Back for a third year, FemFest will once again celebrate the artistic and intellectual output of women, trans and non-binary peoples over the course of two weekends, beginning Friday, August 12. "We like to have as much variety as we can have performance-wise and education-wise … to show how many creative voices there are in Columbus," said Co-organizer Leigh Derouen. Here is the schedule for the first round of eclectic FemFest events.

Friday Opening Event at Brother's Drake Meadery

7:30 – 9:30 p.m. "FemFest Presents: Get It Together, a Community Networking and Organizing Mixer"

Saturday Workshops at Kafe Kerouac

1:30-2:30 p.m. "Beyond Abortion: Reproductive Rights in the Age of the Orange Alert" with Sri Thakkilapati, PhD

3-4 p.m. "How Do We Continue the Political Revolution in Columbus?" with Will Petrik, Yes We Can Columbus

4:30-5:30 p.m. "Turning the Page: Women, Comics and the Legacy of Jackie Ormes" with Tracie Santos of the Circle and Caitlin McGurk of the Billy Ireland Museum

Sunday Workshops at Kafe Kerouac

1:30-2:30 p.m. "The Power of Positive Body Image" with Lana Moy

3-4 p.m. "Breaking the Silence: Intimate Partner Violence in LGBTQIA+ Communities" with BRAVO

4:30-5:30 p.m. "Trans Activism: The Struggle for Rights and Dignity and What You Can Do to Help" with TransOhio

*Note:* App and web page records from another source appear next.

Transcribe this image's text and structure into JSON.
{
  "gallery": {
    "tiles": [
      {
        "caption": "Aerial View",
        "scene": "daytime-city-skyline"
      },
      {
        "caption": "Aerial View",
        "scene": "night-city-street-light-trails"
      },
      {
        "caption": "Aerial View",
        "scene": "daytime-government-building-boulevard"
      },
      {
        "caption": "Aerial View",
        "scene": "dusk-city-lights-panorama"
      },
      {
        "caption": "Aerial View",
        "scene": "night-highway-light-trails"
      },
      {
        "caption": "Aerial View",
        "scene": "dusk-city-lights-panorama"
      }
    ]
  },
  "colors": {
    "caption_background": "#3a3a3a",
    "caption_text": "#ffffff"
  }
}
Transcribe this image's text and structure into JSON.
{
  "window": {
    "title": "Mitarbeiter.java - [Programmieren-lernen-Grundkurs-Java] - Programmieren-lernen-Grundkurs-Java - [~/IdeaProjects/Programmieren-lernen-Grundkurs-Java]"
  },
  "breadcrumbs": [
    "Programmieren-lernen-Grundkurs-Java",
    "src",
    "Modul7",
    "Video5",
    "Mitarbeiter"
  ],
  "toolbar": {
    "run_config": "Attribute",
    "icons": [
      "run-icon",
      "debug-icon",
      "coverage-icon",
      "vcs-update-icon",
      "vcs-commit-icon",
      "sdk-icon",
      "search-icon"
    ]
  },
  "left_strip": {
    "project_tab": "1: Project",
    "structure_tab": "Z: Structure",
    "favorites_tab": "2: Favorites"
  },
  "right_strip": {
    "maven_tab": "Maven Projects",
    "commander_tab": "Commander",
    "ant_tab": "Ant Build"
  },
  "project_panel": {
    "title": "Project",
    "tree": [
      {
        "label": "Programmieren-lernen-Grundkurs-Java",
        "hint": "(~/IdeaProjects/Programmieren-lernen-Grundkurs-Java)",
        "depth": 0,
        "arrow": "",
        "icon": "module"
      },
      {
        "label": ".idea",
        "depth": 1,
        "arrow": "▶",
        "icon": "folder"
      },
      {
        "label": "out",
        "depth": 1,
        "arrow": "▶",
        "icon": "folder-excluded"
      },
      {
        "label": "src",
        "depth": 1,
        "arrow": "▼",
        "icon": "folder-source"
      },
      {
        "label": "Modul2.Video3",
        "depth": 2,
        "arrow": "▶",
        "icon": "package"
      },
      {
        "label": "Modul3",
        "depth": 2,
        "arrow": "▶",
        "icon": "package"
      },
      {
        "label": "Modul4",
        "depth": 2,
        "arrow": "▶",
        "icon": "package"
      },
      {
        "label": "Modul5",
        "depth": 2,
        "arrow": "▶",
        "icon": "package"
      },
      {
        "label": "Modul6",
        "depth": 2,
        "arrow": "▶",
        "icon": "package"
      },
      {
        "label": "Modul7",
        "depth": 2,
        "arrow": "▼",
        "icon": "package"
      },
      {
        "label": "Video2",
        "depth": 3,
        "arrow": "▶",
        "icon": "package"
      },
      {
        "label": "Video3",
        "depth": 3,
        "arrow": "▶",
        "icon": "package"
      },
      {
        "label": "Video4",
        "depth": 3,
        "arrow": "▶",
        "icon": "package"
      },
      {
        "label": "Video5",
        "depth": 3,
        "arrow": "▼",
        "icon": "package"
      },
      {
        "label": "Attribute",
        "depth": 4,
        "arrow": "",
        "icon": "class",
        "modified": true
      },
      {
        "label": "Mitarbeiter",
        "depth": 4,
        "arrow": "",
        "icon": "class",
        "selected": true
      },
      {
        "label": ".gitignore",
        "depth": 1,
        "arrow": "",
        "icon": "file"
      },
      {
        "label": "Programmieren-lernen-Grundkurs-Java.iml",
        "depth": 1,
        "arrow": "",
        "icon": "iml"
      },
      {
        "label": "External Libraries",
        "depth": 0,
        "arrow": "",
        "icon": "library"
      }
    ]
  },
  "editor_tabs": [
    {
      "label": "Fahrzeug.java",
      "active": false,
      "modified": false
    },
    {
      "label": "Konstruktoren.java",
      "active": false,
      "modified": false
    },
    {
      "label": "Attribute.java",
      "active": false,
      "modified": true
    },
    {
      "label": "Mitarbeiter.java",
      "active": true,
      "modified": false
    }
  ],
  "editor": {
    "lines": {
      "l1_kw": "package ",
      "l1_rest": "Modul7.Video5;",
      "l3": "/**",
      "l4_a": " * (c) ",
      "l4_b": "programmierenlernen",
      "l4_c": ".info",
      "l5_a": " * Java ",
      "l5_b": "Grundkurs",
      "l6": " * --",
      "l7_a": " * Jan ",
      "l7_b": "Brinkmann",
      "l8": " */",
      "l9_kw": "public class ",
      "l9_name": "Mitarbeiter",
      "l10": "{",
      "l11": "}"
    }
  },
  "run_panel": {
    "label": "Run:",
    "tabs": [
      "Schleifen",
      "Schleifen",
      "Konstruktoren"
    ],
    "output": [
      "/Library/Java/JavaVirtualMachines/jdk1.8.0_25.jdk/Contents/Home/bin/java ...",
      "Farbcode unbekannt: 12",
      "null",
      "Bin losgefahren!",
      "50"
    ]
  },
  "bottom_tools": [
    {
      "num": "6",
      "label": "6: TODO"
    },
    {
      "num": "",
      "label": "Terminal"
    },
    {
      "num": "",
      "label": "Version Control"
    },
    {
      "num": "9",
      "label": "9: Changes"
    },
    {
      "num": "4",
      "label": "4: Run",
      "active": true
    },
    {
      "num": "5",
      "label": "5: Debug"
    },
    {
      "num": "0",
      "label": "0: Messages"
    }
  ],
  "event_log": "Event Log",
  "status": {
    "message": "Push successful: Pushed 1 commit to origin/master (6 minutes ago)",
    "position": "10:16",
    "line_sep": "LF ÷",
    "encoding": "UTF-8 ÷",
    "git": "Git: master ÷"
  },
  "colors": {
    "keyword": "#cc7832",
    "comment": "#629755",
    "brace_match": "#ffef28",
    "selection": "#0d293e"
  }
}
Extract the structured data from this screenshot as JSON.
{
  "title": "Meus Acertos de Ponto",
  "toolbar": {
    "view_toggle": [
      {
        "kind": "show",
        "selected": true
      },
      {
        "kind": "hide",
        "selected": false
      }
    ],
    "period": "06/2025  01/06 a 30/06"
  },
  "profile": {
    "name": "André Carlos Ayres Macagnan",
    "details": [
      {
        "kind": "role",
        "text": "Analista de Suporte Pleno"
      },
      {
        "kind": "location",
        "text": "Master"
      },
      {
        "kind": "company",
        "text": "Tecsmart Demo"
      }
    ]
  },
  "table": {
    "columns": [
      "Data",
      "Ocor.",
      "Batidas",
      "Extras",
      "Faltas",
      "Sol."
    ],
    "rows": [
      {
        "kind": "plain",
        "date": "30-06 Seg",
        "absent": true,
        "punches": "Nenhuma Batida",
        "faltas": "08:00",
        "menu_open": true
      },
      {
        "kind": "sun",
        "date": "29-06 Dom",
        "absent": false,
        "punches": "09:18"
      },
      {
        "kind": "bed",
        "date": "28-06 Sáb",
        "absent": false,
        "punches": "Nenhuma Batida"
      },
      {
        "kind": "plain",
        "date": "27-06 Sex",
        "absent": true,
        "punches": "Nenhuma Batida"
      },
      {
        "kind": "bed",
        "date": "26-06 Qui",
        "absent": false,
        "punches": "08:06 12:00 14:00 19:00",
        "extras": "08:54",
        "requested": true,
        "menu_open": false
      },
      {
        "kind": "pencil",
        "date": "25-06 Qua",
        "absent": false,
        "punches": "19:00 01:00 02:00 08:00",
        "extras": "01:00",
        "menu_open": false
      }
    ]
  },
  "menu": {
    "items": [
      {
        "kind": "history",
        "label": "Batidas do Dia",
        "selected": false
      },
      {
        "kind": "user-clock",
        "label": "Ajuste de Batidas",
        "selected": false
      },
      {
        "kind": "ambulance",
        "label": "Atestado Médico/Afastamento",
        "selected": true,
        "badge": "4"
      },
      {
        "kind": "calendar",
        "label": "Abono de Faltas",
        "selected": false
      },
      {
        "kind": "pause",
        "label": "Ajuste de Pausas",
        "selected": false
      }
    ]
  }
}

Visit femfest3.com to register for workshops.

@miss_ethompson